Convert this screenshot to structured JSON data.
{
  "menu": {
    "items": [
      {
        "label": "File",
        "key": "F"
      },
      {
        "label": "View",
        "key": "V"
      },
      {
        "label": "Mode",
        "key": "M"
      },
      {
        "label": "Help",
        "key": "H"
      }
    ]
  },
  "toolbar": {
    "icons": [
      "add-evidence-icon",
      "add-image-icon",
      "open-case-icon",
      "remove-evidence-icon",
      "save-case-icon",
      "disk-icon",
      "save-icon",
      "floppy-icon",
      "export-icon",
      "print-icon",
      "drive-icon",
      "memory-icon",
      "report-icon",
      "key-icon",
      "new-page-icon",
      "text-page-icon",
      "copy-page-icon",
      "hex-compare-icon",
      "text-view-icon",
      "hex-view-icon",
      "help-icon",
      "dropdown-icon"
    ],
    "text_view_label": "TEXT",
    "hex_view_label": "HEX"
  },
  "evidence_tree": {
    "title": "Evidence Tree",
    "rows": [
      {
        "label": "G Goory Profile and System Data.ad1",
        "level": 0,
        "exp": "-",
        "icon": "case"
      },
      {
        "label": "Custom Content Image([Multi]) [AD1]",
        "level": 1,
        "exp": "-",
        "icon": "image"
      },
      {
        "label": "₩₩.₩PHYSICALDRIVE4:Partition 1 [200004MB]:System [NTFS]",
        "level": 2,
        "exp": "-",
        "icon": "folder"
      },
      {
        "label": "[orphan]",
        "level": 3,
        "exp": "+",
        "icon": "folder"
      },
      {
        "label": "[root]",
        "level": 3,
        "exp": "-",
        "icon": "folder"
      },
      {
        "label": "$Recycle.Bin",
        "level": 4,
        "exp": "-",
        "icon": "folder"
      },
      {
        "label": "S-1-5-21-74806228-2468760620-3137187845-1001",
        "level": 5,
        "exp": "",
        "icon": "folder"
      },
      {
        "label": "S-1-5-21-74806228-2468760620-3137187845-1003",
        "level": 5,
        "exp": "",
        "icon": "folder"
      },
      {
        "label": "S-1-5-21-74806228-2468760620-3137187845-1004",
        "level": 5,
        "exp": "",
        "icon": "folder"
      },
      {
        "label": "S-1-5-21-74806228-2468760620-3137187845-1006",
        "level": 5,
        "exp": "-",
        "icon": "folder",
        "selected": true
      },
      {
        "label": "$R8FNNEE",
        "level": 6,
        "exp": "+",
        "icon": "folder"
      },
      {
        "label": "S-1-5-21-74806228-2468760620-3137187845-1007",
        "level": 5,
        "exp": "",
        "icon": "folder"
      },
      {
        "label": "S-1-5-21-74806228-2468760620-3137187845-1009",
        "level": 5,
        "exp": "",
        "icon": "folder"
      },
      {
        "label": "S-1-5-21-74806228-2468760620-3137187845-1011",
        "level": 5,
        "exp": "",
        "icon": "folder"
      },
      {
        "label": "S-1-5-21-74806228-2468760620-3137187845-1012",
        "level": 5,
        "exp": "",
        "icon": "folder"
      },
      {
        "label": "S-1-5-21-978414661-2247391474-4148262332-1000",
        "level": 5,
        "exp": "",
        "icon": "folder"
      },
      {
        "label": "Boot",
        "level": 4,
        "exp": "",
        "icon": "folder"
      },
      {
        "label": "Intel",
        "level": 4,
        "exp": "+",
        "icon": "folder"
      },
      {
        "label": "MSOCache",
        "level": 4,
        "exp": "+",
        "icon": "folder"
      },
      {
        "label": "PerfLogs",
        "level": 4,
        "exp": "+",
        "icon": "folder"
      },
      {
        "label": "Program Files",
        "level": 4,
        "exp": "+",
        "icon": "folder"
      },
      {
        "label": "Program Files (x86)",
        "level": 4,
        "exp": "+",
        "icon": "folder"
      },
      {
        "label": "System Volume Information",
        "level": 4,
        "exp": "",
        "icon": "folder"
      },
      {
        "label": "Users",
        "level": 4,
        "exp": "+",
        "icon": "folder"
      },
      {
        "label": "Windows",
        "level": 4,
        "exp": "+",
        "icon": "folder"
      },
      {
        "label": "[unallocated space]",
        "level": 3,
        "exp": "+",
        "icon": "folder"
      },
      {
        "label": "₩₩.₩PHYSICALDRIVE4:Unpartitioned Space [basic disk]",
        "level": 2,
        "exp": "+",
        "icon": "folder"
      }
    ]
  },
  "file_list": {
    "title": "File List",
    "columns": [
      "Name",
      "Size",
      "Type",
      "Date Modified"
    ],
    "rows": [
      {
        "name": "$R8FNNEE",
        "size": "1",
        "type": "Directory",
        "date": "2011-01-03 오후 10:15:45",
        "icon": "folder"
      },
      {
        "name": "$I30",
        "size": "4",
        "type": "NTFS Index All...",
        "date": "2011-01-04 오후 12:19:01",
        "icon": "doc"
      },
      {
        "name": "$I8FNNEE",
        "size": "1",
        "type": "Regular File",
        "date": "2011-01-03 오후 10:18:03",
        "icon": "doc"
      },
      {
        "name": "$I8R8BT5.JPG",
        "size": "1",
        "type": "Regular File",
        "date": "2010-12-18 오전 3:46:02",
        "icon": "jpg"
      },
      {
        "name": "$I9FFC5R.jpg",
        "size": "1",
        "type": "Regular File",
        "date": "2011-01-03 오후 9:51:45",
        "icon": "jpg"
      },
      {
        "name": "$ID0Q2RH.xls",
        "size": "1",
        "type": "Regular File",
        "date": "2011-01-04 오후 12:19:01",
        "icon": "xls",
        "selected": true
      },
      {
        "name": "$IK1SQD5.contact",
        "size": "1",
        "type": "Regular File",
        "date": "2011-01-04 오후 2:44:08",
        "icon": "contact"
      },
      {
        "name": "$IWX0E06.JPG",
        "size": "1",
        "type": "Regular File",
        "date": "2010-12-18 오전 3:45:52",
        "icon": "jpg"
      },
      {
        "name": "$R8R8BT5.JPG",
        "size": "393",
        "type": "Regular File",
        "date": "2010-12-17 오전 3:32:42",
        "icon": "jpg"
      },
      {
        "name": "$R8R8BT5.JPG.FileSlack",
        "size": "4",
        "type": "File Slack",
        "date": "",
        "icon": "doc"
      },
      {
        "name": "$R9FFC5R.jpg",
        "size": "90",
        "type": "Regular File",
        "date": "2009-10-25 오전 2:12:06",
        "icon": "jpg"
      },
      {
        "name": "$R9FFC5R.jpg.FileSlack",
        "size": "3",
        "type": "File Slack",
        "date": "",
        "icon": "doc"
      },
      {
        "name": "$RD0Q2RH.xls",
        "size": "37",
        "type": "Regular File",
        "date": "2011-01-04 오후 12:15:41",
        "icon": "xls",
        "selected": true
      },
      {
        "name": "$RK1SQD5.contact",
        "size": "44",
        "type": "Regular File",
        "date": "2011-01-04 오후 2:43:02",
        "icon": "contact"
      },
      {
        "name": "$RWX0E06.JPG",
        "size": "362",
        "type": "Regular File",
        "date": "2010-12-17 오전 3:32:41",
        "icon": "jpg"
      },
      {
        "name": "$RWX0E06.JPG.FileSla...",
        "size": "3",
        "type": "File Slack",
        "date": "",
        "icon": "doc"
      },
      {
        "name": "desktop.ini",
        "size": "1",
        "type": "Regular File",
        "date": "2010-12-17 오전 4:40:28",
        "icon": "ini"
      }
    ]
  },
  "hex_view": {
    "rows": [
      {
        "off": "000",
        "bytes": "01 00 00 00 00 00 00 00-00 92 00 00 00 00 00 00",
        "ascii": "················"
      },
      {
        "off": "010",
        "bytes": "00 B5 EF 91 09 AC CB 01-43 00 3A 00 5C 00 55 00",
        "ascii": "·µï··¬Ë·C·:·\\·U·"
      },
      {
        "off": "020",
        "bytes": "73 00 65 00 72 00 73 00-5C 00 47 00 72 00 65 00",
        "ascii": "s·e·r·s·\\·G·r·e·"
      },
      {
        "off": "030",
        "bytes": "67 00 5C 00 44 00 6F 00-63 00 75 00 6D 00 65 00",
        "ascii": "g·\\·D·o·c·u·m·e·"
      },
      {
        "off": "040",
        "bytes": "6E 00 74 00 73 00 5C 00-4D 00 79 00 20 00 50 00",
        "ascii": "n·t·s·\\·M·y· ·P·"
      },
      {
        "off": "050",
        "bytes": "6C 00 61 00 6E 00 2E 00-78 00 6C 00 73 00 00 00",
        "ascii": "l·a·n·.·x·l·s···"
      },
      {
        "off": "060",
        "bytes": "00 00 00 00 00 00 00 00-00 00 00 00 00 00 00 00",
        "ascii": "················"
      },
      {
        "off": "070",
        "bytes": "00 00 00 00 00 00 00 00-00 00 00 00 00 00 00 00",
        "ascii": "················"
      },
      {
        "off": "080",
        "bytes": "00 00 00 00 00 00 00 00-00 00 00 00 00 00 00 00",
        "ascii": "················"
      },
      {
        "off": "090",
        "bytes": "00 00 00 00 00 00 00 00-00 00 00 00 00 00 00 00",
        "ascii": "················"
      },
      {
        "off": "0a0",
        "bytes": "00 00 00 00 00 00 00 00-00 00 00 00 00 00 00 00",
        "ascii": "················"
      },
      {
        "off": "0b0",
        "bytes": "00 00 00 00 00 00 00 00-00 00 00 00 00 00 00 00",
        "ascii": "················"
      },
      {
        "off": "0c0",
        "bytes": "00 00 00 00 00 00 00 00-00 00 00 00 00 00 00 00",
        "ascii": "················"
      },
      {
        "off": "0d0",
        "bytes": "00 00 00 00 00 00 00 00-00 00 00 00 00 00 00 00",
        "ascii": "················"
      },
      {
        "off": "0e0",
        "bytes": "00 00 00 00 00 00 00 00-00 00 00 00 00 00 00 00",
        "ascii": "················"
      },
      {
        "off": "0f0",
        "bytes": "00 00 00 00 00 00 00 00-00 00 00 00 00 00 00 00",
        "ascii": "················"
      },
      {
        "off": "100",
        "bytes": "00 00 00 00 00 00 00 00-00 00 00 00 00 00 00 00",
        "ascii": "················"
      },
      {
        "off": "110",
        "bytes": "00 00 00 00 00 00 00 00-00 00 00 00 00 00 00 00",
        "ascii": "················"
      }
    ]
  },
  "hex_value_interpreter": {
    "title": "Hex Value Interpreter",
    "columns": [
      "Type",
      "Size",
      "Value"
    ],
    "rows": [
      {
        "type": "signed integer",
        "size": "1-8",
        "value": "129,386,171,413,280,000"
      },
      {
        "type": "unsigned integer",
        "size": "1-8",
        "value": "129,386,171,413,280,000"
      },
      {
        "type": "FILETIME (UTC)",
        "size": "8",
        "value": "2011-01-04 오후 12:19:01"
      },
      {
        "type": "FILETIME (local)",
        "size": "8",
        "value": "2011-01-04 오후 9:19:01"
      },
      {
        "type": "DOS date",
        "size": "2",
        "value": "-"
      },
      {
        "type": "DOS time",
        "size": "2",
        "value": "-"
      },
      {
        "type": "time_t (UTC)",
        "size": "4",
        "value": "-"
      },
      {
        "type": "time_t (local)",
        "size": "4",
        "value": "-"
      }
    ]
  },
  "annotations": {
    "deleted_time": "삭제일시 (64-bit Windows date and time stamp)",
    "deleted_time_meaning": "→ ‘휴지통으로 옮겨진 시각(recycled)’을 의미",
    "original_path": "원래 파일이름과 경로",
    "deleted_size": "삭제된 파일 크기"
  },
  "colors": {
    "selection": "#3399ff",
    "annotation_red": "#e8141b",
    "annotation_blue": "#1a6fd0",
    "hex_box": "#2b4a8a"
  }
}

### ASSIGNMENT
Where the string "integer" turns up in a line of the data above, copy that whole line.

### REPLY TO THE EXERCISE
        "type": "signed integer",
        "type": "unsigned integer",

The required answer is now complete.